[[ Records supplied, beginning ]]

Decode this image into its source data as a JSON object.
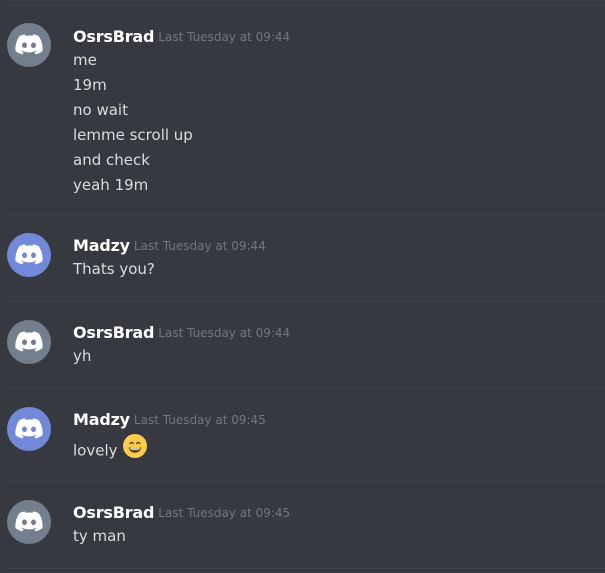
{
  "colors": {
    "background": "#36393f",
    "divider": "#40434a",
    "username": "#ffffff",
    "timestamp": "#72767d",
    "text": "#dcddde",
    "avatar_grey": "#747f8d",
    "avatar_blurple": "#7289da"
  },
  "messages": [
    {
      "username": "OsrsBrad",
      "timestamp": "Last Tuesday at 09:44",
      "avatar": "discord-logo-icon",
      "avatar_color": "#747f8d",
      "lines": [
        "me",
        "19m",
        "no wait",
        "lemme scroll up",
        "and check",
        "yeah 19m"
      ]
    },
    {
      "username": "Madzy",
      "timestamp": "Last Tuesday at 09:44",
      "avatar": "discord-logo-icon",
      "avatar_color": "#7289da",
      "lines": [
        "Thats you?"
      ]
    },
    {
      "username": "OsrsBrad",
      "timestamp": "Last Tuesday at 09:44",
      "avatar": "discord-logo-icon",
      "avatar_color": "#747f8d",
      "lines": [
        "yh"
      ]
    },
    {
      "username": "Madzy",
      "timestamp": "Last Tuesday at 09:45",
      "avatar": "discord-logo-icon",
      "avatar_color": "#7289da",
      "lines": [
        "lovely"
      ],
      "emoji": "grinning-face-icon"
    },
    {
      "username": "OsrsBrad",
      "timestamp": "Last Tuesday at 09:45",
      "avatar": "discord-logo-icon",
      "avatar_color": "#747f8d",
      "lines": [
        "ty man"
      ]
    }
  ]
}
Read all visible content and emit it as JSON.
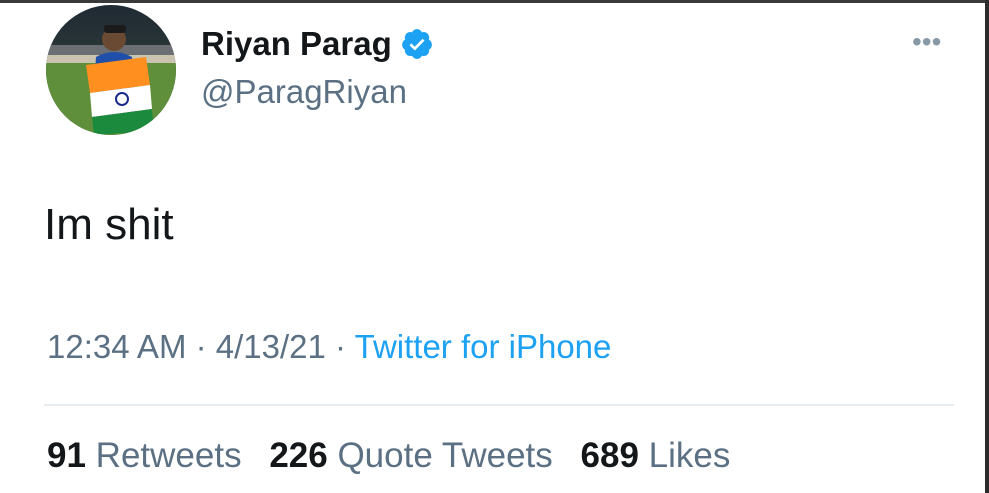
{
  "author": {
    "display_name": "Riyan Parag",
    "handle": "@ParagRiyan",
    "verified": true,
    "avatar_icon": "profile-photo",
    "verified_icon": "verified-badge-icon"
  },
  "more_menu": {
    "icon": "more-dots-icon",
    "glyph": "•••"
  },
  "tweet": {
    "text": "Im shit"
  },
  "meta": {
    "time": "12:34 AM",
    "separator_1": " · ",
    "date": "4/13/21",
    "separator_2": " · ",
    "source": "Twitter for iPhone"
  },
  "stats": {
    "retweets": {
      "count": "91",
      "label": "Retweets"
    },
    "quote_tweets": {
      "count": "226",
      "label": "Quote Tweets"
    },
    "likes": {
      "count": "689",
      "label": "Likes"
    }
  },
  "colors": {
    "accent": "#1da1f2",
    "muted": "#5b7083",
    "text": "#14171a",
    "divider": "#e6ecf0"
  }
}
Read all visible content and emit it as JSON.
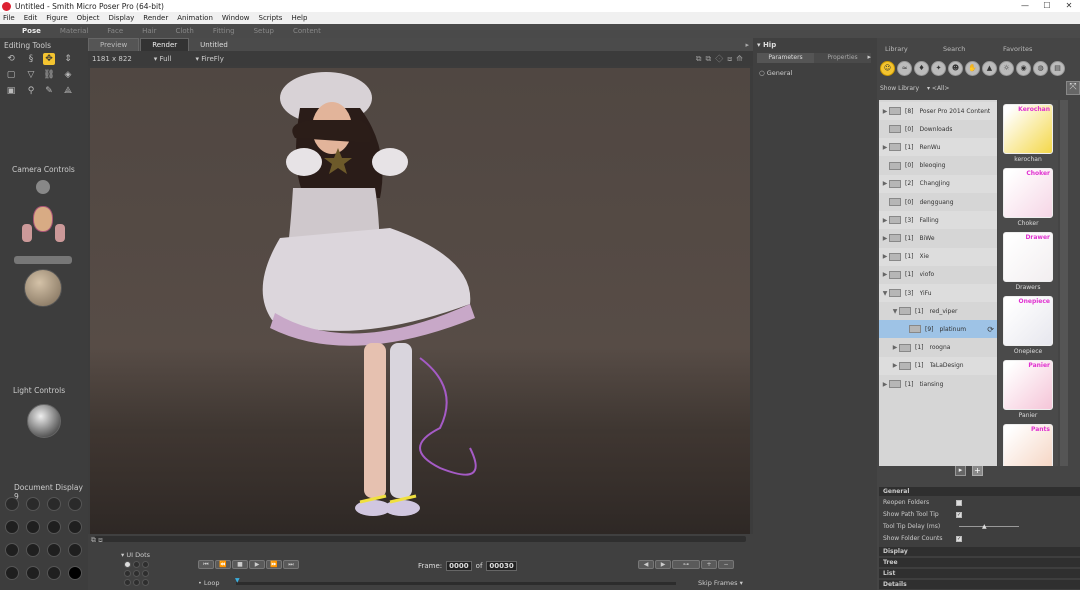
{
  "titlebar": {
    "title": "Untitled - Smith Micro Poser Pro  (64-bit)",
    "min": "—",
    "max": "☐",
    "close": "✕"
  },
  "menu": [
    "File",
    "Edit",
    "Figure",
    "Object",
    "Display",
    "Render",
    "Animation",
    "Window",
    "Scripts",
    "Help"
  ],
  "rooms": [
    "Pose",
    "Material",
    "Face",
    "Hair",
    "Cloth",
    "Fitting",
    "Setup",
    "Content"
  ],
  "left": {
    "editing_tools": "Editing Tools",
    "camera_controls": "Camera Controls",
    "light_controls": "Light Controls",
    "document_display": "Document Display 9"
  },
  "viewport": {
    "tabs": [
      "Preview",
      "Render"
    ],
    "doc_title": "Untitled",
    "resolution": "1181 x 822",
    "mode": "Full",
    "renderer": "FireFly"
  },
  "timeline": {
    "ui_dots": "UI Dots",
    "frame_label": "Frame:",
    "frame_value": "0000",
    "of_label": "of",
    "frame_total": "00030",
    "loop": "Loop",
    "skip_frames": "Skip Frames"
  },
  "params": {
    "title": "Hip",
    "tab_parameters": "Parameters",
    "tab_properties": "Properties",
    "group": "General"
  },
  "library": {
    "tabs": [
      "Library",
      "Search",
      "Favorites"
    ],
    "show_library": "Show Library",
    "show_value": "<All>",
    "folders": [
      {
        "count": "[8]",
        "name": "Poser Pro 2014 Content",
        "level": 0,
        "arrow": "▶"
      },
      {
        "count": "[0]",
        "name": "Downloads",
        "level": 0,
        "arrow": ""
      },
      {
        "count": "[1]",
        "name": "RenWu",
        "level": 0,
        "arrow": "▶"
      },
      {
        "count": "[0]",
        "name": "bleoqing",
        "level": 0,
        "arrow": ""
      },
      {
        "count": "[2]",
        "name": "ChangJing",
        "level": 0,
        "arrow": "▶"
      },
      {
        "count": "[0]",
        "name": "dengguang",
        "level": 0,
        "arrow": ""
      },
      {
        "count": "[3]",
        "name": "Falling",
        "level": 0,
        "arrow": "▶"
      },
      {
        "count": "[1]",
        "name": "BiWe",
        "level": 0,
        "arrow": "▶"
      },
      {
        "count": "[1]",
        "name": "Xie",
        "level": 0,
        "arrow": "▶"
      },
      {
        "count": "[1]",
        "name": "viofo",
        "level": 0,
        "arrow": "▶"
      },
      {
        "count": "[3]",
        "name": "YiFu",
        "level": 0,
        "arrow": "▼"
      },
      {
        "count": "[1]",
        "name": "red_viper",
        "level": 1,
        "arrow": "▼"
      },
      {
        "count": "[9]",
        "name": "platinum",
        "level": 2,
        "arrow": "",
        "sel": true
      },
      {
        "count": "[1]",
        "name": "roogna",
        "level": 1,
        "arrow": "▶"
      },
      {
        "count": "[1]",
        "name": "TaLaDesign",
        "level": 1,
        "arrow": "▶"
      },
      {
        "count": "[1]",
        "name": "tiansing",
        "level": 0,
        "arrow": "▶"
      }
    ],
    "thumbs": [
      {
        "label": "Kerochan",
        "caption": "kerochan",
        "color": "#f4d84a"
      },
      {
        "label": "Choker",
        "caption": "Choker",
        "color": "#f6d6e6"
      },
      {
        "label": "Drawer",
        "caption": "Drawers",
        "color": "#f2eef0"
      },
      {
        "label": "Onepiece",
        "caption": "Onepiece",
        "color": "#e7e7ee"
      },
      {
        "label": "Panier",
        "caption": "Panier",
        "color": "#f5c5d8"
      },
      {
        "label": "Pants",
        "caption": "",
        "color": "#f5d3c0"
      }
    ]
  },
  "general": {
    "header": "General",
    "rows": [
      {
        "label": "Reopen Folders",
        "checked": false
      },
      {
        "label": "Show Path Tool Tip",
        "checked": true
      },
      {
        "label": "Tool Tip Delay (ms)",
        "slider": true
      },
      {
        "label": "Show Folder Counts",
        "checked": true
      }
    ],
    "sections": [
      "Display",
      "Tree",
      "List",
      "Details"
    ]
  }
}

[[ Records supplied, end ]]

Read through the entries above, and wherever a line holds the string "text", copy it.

Output for this exercise.
    "text": "#dcddde",
    "text": "Im shit"
    "text": "#14171a",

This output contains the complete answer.